Throughout the late winter and spring, a snap swivel helps give a plug a more erratic action as it's slowly crawled over rocks or wood. You don't necessarily want an aggressive action this time of year, but having your crankbait dart erratically after popping it loose from cover or during pauses on a retrieve can trigger sluggish bass into biting.
Other added benefits of these swivels include protecting your knot and line from abrasions as your crankbait bill digs across the bottom, along with making it much quicker and easier to swap out to a different lure. It's worth noting that most anglers retire their snaps when water temperatures warm, as snap swivels can be a hassle when fishing around vegetation or through heavy cover. But for cold-water or springtime cranking, adding a snap swivel to your repertoire is worthwhile.

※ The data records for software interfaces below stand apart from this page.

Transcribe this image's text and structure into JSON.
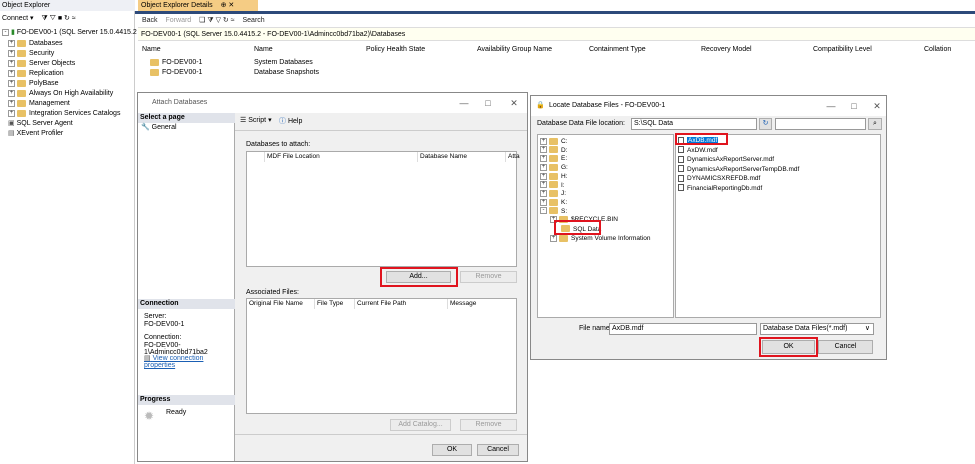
{
  "object_explorer": {
    "title": "Object Explorer",
    "connect_label": "Connect ▾",
    "server": "FO-DEV00-1 (SQL Server 15.0.4415.2 - F",
    "items": [
      "Databases",
      "Security",
      "Server Objects",
      "Replication",
      "PolyBase",
      "Always On High Availability",
      "Management",
      "Integration Services Catalogs",
      "SQL Server Agent",
      "XEvent Profiler"
    ]
  },
  "details": {
    "tab_label": "Object Explorer Details",
    "back": "Back",
    "forward": "Forward",
    "search": "Search",
    "path": "FO-DEV00-1 (SQL Server 15.0.4415.2 - FO-DEV00-1\\Admincc0bd71ba2)\\Databases",
    "columns": [
      "Name",
      "Name",
      "Policy Health State",
      "Availability Group Name",
      "Containment Type",
      "Recovery Model",
      "Compatibility Level",
      "Collation"
    ],
    "rows": [
      {
        "server": "FO-DEV00-1",
        "name": "System Databases"
      },
      {
        "server": "FO-DEV00-1",
        "name": "Database Snapshots"
      }
    ]
  },
  "attach": {
    "title": "Attach Databases",
    "select_page": "Select a page",
    "general": "General",
    "script": "Script",
    "help": "Help",
    "databases_label": "Databases to attach:",
    "db_columns": [
      "MDF File Location",
      "Database Name",
      "Atta"
    ],
    "add": "Add...",
    "remove": "Remove",
    "assoc_label": "Associated Files:",
    "assoc_columns": [
      "Original File Name",
      "File Type",
      "Current File Path",
      "Message"
    ],
    "add_catalog": "Add Catalog...",
    "remove2": "Remove",
    "ok": "OK",
    "cancel": "Cancel",
    "connection_h": "Connection",
    "server_label": "Server:",
    "server_value": "FO-DEV00-1",
    "connection_label": "Connection:",
    "connection_value": "FO-DEV00-1\\Admincc0bd71ba2",
    "view_props": "View connection properties",
    "progress_h": "Progress",
    "ready": "Ready"
  },
  "locate": {
    "title": "Locate Database Files - FO-DEV00-1",
    "location_label": "Database Data File location:",
    "location_value": "S:\\SQL Data",
    "drives": [
      "C:",
      "D:",
      "E:",
      "G:",
      "H:",
      "I:",
      "J:",
      "K:",
      "S:"
    ],
    "s_children": [
      "$RECYCLE.BIN",
      "SQL Data",
      "System Volume Information"
    ],
    "files": [
      "AxDB.mdf",
      "AxDW.mdf",
      "DynamicsAxReportServer.mdf",
      "DynamicsAxReportServerTempDB.mdf",
      "DYNAMICSXREFDB.mdf",
      "FinancialReportingDb.mdf"
    ],
    "file_name_label": "File name:",
    "file_name_value": "AxDB.mdf",
    "file_type": "Database Data Files(*.mdf)",
    "ok": "OK",
    "cancel": "Cancel"
  },
  "colors": {
    "tab": "#f5cc84",
    "accent": "#2d4a7a",
    "highlight": "#e0141e",
    "selected": "#0078d7"
  }
}
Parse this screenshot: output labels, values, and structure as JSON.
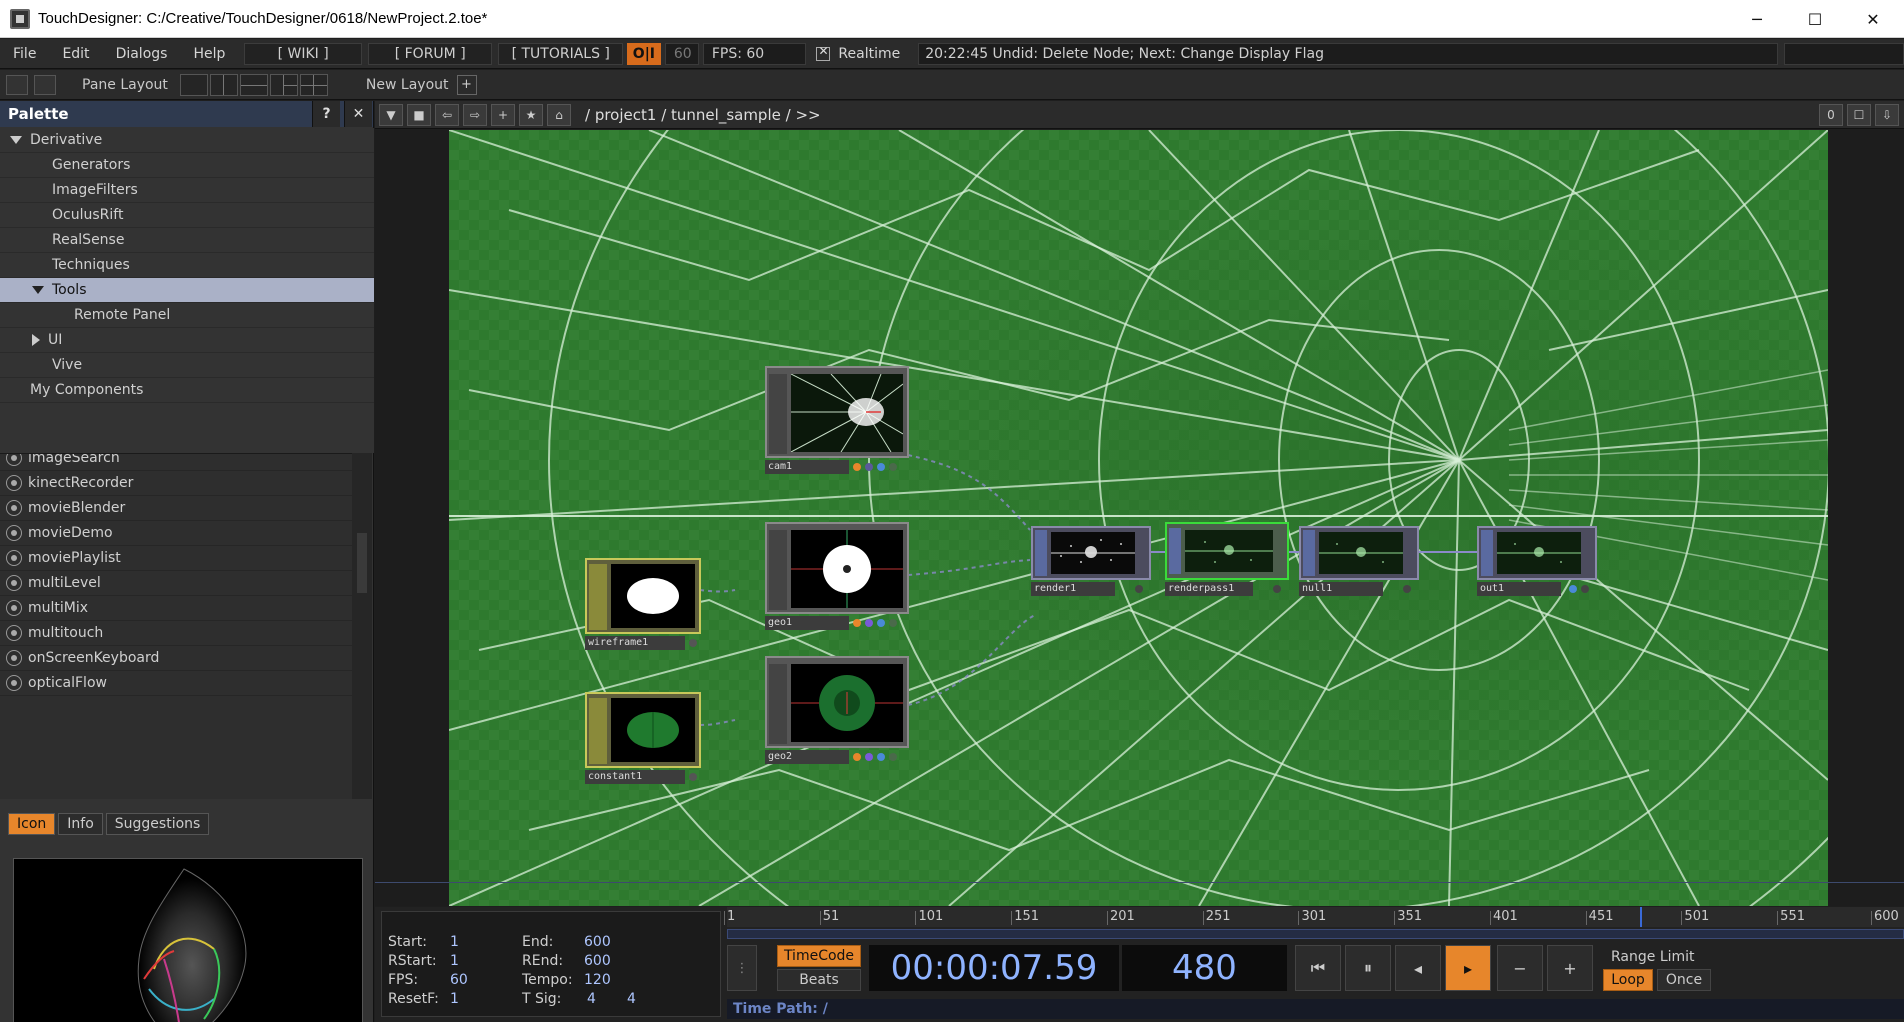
{
  "window": {
    "title": "TouchDesigner: C:/Creative/TouchDesigner/0618/NewProject.2.toe*",
    "minimize": "─",
    "maximize": "☐",
    "close": "✕"
  },
  "menubar": {
    "items": [
      "File",
      "Edit",
      "Dialogs",
      "Help"
    ],
    "wiki": "[ WIKI ]",
    "forum": "[ FORUM ]",
    "tutorials": "[ TUTORIALS ]",
    "oi": "O|I",
    "fps_cap": "60",
    "fps_label": "FPS:  60",
    "realtime_label": "Realtime",
    "status_message": "20:22:45 Undid: Delete Node; Next: Change Display Flag"
  },
  "toolbar": {
    "pane_layout_label": "Pane Layout",
    "new_layout_label": "New Layout",
    "add_label": "+"
  },
  "palette": {
    "title": "Palette",
    "help": "?",
    "close": "✕",
    "tree": [
      {
        "label": "Derivative",
        "indent": 0,
        "expander": "down",
        "selected": false
      },
      {
        "label": "Generators",
        "indent": 1,
        "expander": "",
        "selected": false
      },
      {
        "label": "ImageFilters",
        "indent": 1,
        "expander": "",
        "selected": false
      },
      {
        "label": "OculusRift",
        "indent": 1,
        "expander": "",
        "selected": false
      },
      {
        "label": "RealSense",
        "indent": 1,
        "expander": "",
        "selected": false
      },
      {
        "label": "Techniques",
        "indent": 1,
        "expander": "",
        "selected": false
      },
      {
        "label": "Tools",
        "indent": 1,
        "expander": "down",
        "selected": true
      },
      {
        "label": "Remote Panel",
        "indent": 2,
        "expander": "",
        "selected": false
      },
      {
        "label": "UI",
        "indent": 1,
        "expander": "right",
        "selected": false
      },
      {
        "label": "Vive",
        "indent": 1,
        "expander": "",
        "selected": false
      },
      {
        "label": "My Components",
        "indent": 0,
        "expander": "",
        "selected": false
      }
    ],
    "components": [
      "imageSearch",
      "kinectRecorder",
      "movieBlender",
      "movieDemo",
      "moviePlaylist",
      "multiLevel",
      "multiMix",
      "multitouch",
      "onScreenKeyboard",
      "opticalFlow"
    ],
    "tabs": [
      "Icon",
      "Info",
      "Suggestions"
    ],
    "active_tab": "Icon"
  },
  "network": {
    "path": "/ project1 / tunnel_sample / >>",
    "right_badge": "0",
    "nodes": {
      "cam1": "cam1",
      "geo1": "geo1",
      "geo2": "geo2",
      "wireframe1": "wireframe1",
      "constant1": "constant1",
      "render1": "render1",
      "renderpass1": "renderpass1",
      "null1": "null1",
      "out1": "out1"
    }
  },
  "timeline": {
    "start_label": "Start:",
    "start": "1",
    "end_label": "End:",
    "end": "600",
    "rstart_label": "RStart:",
    "rstart": "1",
    "rend_label": "REnd:",
    "rend": "600",
    "fps_label": "FPS:",
    "fps": "60",
    "tempo_label": "Tempo:",
    "tempo": "120",
    "resetf_label": "ResetF:",
    "resetf": "1",
    "tsig_label": "T Sig:",
    "tsig_a": "4",
    "tsig_b": "4",
    "ruler": [
      "1",
      "51",
      "101",
      "151",
      "201",
      "251",
      "301",
      "351",
      "401",
      "451",
      "501",
      "551",
      "600"
    ],
    "timecode_btn": "TimeCode",
    "beats_btn": "Beats",
    "timecode": "00:00:07.59",
    "frame": "480",
    "range_limit": "Range Limit",
    "loop": "Loop",
    "once": "Once",
    "time_path": "Time Path: /",
    "playhead_frame": 480,
    "colors": {
      "accent": "#e7862b",
      "timecode": "#8fb3ff",
      "network_green": "#2f7d2f"
    }
  }
}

Custom colors can make a big difference
Custom paint jobs are a third modification many experienced crankbait fisherman practice. Custom colors can have a notable impact depending upon which fishery or region of the country you are fishing. It's not that there aren't excellent color choices available right out of the package-there certainly are-and lots of bass are caught on them.
But when faced with relatively clear water clarity, pressured fish or unusual forage, having custom color schemes to show bass something different can prompt bites you may have missed. Often times professional anglers keep these custom painted lures extremely close to their chest, as they know a "secret color" gives them an advantage.
There are countless individuals and companies who carry out these custom paint jobs. A quick Google search will uncover a myriad of different people you can contact if you are interested, but I'd suggest looking for a painter in the same area of the country you fish. Colors become regional staples for a whole host of reasons, and taping into this local knowledge will shorten the learning curve. Typically this service costs anywhere from $10 to $50 per lure, so it can get costly in a hurry.
Fortunately, paying $20+ or more for a custom paint job isn't the only way to set your crankbaits apart. Ott DeFoe won the 2019 Bassmaster Classic and did most of his damage with a lipless crankbait he marked up with a Sharpie! All you need is a little creativity and a can-do attitude to customize the color of your plugs.
Like DeFoe, you can use permanent markers or nail polish to add colors to hard baits, while fine sandpaper or "sun baking" a plug on a truck dash is another terrific way to change the look of a lure. Sometimes a crankbait's color is a little too bright or loud for bass in certain scenarios, and these processes help to dull some of that brightness.
If you plan on slinging a crankbait around this spring, give these simple modifications a shot. Each one has its own unique purpose and will cause your crankbaits to get bites other anglers might be miss, along with helping you land more bass.